- THE PROBLEM: Although the entries contain pictures, copy only their text, exactly as written.

- AVAILABLE DATA:
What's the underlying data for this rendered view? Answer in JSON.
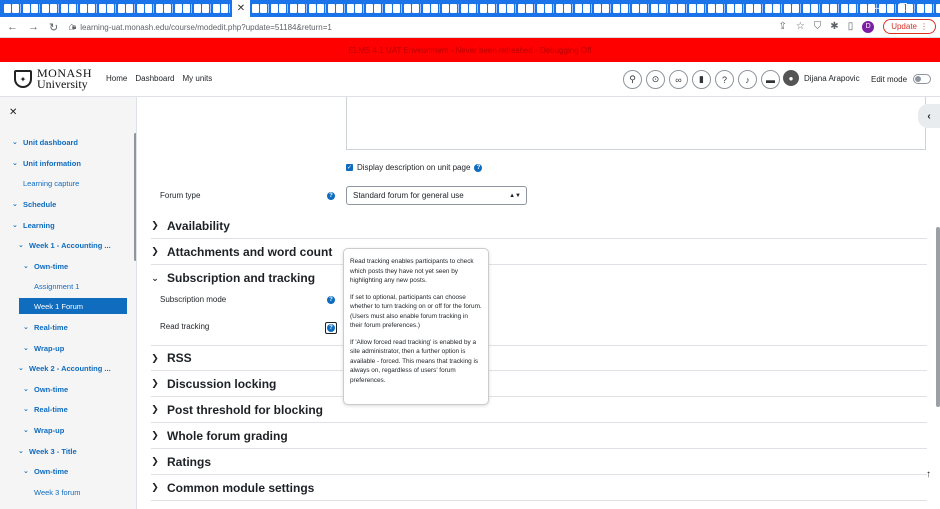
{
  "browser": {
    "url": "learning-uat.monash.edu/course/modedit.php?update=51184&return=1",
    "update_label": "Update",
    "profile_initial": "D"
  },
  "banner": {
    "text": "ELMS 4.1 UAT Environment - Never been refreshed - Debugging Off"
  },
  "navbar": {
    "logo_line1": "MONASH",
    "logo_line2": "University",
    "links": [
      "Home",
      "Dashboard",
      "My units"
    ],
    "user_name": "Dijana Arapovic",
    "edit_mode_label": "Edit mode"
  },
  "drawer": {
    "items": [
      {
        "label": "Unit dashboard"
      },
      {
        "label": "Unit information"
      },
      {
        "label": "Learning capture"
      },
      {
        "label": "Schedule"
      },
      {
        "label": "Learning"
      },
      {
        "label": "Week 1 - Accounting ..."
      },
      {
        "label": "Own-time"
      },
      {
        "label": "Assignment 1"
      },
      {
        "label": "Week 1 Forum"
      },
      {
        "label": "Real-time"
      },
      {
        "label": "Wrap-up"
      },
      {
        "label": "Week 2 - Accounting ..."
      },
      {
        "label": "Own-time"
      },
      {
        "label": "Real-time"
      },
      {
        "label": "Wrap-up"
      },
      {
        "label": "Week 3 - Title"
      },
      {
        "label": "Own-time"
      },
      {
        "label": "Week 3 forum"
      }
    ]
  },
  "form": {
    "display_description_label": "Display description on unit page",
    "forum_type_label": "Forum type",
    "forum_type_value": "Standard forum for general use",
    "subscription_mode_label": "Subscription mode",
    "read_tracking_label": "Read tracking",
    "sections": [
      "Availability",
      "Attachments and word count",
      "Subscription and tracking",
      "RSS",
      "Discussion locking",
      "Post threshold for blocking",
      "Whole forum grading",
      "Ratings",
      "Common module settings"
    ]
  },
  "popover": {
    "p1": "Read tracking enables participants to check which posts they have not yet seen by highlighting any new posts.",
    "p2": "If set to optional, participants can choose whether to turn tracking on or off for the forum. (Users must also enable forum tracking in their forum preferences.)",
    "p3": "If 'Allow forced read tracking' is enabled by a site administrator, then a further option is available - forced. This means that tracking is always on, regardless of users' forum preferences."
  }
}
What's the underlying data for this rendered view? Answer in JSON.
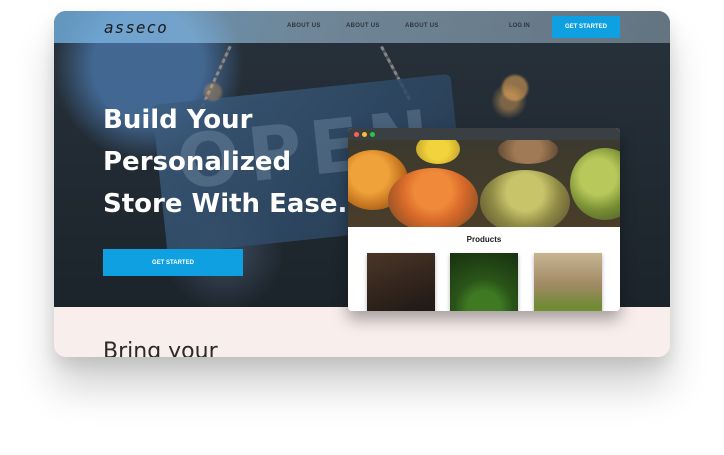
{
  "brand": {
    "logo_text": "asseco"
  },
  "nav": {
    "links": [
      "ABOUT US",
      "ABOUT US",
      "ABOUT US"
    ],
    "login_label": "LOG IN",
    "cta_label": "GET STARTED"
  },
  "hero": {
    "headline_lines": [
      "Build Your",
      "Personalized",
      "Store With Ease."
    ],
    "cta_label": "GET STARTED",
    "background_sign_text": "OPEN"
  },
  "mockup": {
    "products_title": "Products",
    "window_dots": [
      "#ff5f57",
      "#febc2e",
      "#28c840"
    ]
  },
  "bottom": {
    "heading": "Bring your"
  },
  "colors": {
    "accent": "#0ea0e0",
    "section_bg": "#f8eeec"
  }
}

- ANSWER BOX:
What's the underlying data for this rendered view? Answer in JSON.
{
  "browser": {
    "url": "learning-uat.monash.edu/course/modedit.php?update=51184&return=1",
    "update_label": "Update",
    "profile_initial": "D"
  },
  "banner": {
    "text": "ELMS 4.1 UAT Environment - Never been refreshed - Debugging Off"
  },
  "navbar": {
    "logo_line1": "MONASH",
    "logo_line2": "University",
    "links": [
      "Home",
      "Dashboard",
      "My units"
    ],
    "user_name": "Dijana Arapovic",
    "edit_mode_label": "Edit mode"
  },
  "drawer": {
    "items": [
      {
        "label": "Unit dashboard"
      },
      {
        "label": "Unit information"
      },
      {
        "label": "Learning capture"
      },
      {
        "label": "Schedule"
      },
      {
        "label": "Learning"
      },
      {
        "label": "Week 1 - Accounting ..."
      },
      {
        "label": "Own-time"
      },
      {
        "label": "Assignment 1"
      },
      {
        "label": "Week 1 Forum"
      },
      {
        "label": "Real-time"
      },
      {
        "label": "Wrap-up"
      },
      {
        "label": "Week 2 - Accounting ..."
      },
      {
        "label": "Own-time"
      },
      {
        "label": "Real-time"
      },
      {
        "label": "Wrap-up"
      },
      {
        "label": "Week 3 - Title"
      },
      {
        "label": "Own-time"
      },
      {
        "label": "Week 3 forum"
      }
    ]
  },
  "form": {
    "display_description_label": "Display description on unit page",
    "forum_type_label": "Forum type",
    "forum_type_value": "Standard forum for general use",
    "subscription_mode_label": "Subscription mode",
    "read_tracking_label": "Read tracking",
    "sections": [
      "Availability",
      "Attachments and word count",
      "Subscription and tracking",
      "RSS",
      "Discussion locking",
      "Post threshold for blocking",
      "Whole forum grading",
      "Ratings",
      "Common module settings"
    ]
  },
  "popover": {
    "p1": "Read tracking enables participants to check which posts they have not yet seen by highlighting any new posts.",
    "p2": "If set to optional, participants can choose whether to turn tracking on or off for the forum. (Users must also enable forum tracking in their forum preferences.)",
    "p3": "If 'Allow forced read tracking' is enabled by a site administrator, then a further option is available - forced. This means that tracking is always on, regardless of users' forum preferences."
  }
}
What's the underlying data for this rendered view? Answer in JSON.
{
  "brand": {
    "logo_text": "asseco"
  },
  "nav": {
    "links": [
      "ABOUT US",
      "ABOUT US",
      "ABOUT US"
    ],
    "login_label": "LOG IN",
    "cta_label": "GET STARTED"
  },
  "hero": {
    "headline_lines": [
      "Build Your",
      "Personalized",
      "Store With Ease."
    ],
    "cta_label": "GET STARTED",
    "background_sign_text": "OPEN"
  },
  "mockup": {
    "products_title": "Products",
    "window_dots": [
      "#ff5f57",
      "#febc2e",
      "#28c840"
    ]
  },
  "bottom": {
    "heading": "Bring your"
  },
  "colors": {
    "accent": "#0ea0e0",
    "section_bg": "#f8eeec"
  }
}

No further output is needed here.